A lottery is a game in which people can win money or prizes by chance. It is a popular way for governments to raise money. The money can be used for public works or for other purposes. The game is simple to organize and has a wide appeal. In the past, people have won big money from lotteries, including things like houses and cars. However, winning the lottery can be addictive and even disastrous for some. There is a much lower likelihood of getting struck by lightning or finding true love than there is of winning the mega-millions jackpot.
The first records of a lottery date back to ancient times. Moses instructed the Israelites to divide their land by lot, and Roman emperors gave away property and slaves by lot as a form of entertainment during Saturnalian feasts. In the 17th century, colonial America sponsored a variety of lotteries to fund public projects such as roads, canals, bridges, and churches. Many of these were also used to finance military expeditions against the French and Indians.
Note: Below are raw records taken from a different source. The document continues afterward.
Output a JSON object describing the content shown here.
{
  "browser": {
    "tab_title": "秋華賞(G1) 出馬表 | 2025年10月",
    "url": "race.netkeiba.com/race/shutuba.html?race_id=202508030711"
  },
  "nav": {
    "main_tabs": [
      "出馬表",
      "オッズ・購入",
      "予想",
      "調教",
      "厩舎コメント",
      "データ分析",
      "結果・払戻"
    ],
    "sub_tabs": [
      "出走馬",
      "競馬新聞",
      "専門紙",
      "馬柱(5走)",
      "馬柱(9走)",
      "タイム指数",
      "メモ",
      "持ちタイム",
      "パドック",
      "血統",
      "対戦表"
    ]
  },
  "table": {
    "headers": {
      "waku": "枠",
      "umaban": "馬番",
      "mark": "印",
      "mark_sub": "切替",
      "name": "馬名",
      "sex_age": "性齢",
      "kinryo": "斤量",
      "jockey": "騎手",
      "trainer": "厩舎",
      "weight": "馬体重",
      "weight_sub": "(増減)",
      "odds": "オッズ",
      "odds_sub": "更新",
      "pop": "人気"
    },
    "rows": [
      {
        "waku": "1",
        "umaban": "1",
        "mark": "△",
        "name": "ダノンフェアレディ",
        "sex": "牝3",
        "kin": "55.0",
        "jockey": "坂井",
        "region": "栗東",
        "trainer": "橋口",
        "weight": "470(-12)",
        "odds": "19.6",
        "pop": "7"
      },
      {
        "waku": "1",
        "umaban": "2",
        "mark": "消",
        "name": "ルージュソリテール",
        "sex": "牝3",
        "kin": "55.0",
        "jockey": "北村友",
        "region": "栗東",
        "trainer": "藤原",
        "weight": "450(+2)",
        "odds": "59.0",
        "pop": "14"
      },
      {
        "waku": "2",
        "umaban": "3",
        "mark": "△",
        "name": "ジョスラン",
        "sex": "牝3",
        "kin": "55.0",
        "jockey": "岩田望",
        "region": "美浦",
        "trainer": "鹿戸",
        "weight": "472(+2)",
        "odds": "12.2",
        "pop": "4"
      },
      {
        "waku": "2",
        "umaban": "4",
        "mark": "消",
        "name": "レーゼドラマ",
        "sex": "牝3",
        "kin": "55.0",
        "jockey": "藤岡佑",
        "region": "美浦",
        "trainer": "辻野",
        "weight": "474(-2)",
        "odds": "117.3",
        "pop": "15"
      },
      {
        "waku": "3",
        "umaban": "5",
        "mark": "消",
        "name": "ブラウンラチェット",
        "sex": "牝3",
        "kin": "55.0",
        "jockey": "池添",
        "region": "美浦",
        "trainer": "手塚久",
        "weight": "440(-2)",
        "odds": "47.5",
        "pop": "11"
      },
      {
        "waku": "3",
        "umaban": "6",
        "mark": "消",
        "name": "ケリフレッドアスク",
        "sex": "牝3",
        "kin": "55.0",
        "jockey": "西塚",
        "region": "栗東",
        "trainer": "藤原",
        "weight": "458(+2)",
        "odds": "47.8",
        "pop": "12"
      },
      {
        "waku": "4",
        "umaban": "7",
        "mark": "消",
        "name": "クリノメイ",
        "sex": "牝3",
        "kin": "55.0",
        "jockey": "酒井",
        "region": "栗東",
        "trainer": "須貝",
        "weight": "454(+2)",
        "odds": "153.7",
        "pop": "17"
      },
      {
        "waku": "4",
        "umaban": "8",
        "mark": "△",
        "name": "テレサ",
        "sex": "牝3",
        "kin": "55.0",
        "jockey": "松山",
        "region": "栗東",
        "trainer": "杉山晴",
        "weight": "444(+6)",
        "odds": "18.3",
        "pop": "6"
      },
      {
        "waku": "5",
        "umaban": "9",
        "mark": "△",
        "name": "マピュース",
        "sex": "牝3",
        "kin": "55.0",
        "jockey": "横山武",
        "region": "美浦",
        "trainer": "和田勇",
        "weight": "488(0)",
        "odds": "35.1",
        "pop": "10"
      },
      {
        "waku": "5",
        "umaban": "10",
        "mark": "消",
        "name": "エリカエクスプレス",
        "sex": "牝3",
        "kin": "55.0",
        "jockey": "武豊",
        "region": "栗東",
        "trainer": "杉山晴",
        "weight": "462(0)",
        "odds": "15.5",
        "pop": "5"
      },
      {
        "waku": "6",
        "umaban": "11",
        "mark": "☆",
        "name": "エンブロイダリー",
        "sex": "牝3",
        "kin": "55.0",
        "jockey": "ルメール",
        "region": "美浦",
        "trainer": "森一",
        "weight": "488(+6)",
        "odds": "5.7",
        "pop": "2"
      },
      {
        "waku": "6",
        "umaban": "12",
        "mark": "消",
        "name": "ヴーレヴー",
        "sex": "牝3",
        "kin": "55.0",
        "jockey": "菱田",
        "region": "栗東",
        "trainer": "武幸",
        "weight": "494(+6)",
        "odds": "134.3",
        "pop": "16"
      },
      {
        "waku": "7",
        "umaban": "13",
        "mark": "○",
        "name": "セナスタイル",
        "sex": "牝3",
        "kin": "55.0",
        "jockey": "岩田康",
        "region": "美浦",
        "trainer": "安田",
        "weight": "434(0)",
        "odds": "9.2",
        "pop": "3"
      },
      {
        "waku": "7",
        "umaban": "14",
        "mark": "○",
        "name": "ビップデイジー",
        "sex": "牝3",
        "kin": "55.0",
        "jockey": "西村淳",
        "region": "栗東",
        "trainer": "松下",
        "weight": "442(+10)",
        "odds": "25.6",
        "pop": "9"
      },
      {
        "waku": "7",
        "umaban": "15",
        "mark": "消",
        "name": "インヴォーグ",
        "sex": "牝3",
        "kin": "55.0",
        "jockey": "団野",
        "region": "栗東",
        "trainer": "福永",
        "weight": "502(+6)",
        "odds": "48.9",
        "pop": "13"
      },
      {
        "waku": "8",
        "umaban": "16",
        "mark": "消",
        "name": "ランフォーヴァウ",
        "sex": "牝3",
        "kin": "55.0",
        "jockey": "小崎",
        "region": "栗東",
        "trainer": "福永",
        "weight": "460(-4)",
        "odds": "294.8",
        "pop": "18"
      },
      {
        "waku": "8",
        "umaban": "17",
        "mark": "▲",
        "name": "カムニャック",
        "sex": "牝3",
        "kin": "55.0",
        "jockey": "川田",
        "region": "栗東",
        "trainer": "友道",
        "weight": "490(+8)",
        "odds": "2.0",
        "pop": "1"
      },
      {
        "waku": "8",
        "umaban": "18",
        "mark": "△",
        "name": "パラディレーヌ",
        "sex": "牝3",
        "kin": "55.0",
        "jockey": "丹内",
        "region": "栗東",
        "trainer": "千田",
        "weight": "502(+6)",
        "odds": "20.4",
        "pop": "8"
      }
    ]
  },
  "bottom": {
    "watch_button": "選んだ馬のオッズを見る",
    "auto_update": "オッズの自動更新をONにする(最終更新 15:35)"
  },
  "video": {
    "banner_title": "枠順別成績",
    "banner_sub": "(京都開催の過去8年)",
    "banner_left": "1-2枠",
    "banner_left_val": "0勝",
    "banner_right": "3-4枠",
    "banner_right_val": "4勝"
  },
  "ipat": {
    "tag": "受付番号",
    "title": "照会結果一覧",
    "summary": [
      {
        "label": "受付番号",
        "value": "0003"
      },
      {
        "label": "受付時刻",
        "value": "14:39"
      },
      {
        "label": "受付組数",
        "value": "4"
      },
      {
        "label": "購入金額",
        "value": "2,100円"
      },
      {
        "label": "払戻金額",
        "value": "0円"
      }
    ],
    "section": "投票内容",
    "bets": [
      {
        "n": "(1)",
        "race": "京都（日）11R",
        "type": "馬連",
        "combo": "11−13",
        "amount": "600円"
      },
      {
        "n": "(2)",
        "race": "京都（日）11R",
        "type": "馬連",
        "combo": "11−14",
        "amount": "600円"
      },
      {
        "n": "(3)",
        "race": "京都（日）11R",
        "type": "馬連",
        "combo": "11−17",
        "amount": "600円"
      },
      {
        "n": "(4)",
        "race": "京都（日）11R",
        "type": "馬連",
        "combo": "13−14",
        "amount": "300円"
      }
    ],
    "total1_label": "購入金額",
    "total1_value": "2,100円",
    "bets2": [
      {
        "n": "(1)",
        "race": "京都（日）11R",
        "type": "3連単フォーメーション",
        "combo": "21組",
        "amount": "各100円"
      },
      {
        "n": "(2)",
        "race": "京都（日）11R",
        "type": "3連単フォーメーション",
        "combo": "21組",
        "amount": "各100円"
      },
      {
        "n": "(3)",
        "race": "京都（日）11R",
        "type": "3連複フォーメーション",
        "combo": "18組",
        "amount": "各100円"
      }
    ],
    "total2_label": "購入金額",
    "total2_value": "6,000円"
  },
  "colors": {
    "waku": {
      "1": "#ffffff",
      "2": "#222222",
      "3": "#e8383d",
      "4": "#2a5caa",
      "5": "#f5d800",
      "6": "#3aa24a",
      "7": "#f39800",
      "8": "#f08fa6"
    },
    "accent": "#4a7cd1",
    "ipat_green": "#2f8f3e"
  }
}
In modern times, the term lottery is most often used to refer to state-run games in which people buy tickets for a chance to win a prize. The prize can be anything from cash to sports team draft picks or movie tickets. Some states have their own lottery games, while others participate in multi-state games such as Powerball and Mega Millions. These multi-state lotteries have large purses and extremely low odds of winning.
Lotteries are legal in most jurisdictions, though they may be banned for moral or ethical reasons. While the majority of people who play the lottery are not addicted, some become so attached to their chances of winning that they end up spending a significant amount of time and money on tickets and studying statistics in order to increase their odds of winning. These types of players are disproportionately lower-income, less educated, nonwhite, and male.
The word lottery is derived from the Latin word for “allotment” or “divided share,” which itself came from the Germanic verb khlutan, the root of Old English hlot “what falls to someone by chance,” and Middle Dutch lotere “action of drawing lots.” In ancient times, a piece of material (anything from dice to straw to a chip of wood with a name inscribed on it) was placed with other objects in a receptacle and shaken; the winner was the object that fell out first, giving rise to the expressions cast one’s lot with another and draw lots. In modern times, the numbers are usually chosen by machine instead of being thrown in a hat or other container by hand. This type of lottery is sometimes called a raffle.